A group of rideshare drivers in California and the Service Employees International Union filed a lawsuit today alleging Proposition 22 violates California’s constitution. The goal of the suit is to overturn Prop 22, which classifies gig workers as independent contractors in California.
The suit, filed in California’s Supreme Court, argues Prop 22 makes it harder for the state’s legislature to create and enforce a workers’ compensation system for gig workers. It also argues Prop 22 violates the rule that limits ballot measures to a single issue, as well as unconstitutionally defines what would count as an amendment to the measure. As it stands today, Prop 22 requires a seven-eights legislative supermajority in order to amend the measure.
“Every day, rideshare drivers like me struggle to make ends meet because companies like Uber and Lyft prioritize corporate profits over our wellbeing,” Saori Okawa, a plaintiff in the case, said in a statement. “With Prop 22, they’re not just ignoring our health and safety — they’re discarding our state’s constitution. I’m joining this lawsuit because I know it’s up to the people we elect to make our laws, not wealthy executives who profit from our labor. I’m confident the court will see Prop 22 for the corporate power grab that it is, and that Prop 22 will live in infamy along with unconstitutional ballot measures like Prop 8 and Prop 187.”
This suit is the latest in a long battle between gig workers and tech companies. Meanwhile, Uber and Lyft have their eyes on pursuing Prop 22-like legislation elsewhere.
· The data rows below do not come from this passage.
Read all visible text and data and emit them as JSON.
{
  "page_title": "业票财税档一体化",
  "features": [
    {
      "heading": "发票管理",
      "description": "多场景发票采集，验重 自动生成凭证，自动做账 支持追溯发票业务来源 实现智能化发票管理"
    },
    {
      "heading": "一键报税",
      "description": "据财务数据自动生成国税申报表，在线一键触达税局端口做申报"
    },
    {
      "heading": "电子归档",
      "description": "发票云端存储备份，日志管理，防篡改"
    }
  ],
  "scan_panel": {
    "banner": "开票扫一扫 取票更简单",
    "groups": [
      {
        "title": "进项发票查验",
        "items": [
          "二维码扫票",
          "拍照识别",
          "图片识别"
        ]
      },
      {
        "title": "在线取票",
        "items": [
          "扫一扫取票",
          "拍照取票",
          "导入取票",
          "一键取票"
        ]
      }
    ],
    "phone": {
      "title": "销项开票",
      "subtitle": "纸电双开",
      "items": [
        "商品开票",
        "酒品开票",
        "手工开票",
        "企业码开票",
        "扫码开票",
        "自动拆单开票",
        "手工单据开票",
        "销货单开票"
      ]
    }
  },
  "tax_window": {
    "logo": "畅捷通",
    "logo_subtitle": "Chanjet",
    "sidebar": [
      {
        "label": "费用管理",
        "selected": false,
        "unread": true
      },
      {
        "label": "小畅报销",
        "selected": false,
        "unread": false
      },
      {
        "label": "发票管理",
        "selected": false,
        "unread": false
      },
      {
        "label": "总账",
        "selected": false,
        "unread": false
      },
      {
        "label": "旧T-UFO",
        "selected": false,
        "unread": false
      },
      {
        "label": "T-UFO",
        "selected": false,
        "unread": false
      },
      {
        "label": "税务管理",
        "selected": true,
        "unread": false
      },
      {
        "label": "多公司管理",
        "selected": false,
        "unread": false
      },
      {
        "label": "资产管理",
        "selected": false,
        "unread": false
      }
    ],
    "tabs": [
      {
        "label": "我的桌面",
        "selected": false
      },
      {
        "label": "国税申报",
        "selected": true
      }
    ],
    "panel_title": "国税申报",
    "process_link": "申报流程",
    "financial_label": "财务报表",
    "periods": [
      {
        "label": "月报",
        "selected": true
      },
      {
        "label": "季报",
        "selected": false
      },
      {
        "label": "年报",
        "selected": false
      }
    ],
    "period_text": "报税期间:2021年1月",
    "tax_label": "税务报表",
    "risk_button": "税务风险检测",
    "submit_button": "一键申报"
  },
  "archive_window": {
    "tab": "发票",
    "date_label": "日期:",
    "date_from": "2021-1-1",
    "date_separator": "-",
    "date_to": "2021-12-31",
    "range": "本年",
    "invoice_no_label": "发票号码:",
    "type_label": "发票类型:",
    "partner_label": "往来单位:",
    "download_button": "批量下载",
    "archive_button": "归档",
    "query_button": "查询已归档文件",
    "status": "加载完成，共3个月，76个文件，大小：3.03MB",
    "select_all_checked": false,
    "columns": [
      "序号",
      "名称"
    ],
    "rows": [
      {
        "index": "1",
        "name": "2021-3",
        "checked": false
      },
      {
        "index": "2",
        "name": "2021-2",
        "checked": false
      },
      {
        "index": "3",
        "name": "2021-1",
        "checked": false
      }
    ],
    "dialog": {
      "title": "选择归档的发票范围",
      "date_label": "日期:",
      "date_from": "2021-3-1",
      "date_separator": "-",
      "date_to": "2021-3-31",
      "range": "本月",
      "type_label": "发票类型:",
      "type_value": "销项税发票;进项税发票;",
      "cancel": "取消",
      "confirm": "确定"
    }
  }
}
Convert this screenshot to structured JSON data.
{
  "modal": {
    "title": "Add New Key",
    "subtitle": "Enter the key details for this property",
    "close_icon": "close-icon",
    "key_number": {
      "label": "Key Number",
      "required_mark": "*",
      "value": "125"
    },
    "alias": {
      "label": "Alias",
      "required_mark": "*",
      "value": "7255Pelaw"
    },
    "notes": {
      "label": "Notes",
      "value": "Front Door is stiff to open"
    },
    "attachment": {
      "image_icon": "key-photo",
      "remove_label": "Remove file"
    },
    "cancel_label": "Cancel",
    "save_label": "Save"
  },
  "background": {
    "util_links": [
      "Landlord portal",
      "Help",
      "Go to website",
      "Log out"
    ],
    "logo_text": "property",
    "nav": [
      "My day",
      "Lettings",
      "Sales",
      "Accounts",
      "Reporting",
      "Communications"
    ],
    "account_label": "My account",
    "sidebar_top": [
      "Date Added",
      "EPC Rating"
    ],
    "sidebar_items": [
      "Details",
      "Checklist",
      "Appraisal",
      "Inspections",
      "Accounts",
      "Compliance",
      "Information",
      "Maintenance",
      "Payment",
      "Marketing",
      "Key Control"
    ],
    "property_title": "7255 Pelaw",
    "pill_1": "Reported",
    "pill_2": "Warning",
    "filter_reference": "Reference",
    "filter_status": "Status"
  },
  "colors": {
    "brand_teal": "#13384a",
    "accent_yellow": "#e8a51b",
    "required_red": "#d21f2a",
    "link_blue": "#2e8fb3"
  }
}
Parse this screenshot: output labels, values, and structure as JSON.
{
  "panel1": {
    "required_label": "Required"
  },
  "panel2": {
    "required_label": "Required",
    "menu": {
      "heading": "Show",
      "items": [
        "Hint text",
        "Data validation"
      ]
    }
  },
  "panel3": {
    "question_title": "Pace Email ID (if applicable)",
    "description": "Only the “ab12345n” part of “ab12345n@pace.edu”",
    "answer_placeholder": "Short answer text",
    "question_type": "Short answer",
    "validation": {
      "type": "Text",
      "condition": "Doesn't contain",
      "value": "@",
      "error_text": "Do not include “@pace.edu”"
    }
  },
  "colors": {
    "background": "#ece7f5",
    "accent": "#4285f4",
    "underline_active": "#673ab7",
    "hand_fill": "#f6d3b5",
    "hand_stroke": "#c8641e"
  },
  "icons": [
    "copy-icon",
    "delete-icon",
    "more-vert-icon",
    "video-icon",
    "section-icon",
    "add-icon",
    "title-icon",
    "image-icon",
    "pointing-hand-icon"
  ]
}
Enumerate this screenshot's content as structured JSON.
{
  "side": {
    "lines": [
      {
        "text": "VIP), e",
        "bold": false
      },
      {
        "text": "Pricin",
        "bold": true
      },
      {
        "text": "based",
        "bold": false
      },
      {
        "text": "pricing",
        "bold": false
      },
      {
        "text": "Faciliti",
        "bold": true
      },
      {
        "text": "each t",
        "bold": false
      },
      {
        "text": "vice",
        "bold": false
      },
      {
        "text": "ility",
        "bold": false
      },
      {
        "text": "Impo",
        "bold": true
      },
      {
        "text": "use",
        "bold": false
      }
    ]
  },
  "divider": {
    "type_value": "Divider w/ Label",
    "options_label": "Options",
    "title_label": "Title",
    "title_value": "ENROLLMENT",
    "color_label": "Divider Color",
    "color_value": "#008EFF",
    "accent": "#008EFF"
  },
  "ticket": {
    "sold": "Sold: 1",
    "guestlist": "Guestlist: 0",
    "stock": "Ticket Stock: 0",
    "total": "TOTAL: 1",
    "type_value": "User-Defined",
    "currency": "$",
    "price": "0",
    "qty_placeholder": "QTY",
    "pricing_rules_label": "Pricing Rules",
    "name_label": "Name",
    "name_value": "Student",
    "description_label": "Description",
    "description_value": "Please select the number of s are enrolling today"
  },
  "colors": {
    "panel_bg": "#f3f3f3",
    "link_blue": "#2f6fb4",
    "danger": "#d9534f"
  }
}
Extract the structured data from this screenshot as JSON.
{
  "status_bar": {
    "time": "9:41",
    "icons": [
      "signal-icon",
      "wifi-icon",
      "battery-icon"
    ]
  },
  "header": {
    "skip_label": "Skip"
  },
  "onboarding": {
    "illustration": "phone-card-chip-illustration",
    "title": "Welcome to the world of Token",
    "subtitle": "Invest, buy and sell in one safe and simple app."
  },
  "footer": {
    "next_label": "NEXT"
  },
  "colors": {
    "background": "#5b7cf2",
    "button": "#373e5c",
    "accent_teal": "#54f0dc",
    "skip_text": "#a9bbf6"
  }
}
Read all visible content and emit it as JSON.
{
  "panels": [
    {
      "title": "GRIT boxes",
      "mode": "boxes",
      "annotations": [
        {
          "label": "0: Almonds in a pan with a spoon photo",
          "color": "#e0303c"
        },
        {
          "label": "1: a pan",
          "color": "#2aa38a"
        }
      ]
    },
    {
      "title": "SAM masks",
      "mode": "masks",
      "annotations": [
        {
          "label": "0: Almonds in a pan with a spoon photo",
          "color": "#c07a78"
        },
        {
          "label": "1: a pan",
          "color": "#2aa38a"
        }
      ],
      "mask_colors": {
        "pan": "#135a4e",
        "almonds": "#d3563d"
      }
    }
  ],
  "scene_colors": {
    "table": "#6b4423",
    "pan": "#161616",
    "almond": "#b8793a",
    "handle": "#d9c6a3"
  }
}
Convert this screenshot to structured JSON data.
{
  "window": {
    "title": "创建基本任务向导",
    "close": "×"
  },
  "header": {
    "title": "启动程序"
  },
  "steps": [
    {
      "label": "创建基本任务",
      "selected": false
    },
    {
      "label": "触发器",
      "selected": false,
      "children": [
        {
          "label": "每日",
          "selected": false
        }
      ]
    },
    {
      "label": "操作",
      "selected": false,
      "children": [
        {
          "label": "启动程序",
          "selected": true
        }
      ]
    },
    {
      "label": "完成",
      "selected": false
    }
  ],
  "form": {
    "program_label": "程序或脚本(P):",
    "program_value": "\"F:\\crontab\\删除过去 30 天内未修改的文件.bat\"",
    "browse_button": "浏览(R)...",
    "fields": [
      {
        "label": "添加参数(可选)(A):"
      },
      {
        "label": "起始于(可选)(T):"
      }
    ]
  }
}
Given Uber and Lyft’s anti-gig-workers-as-employees stance, it came as no surprise when Uber and Lyft separately said they would pursue similar legislation in other parts of the country and the world.
Uber, Lyft and DoorDash were not immediately available for comment.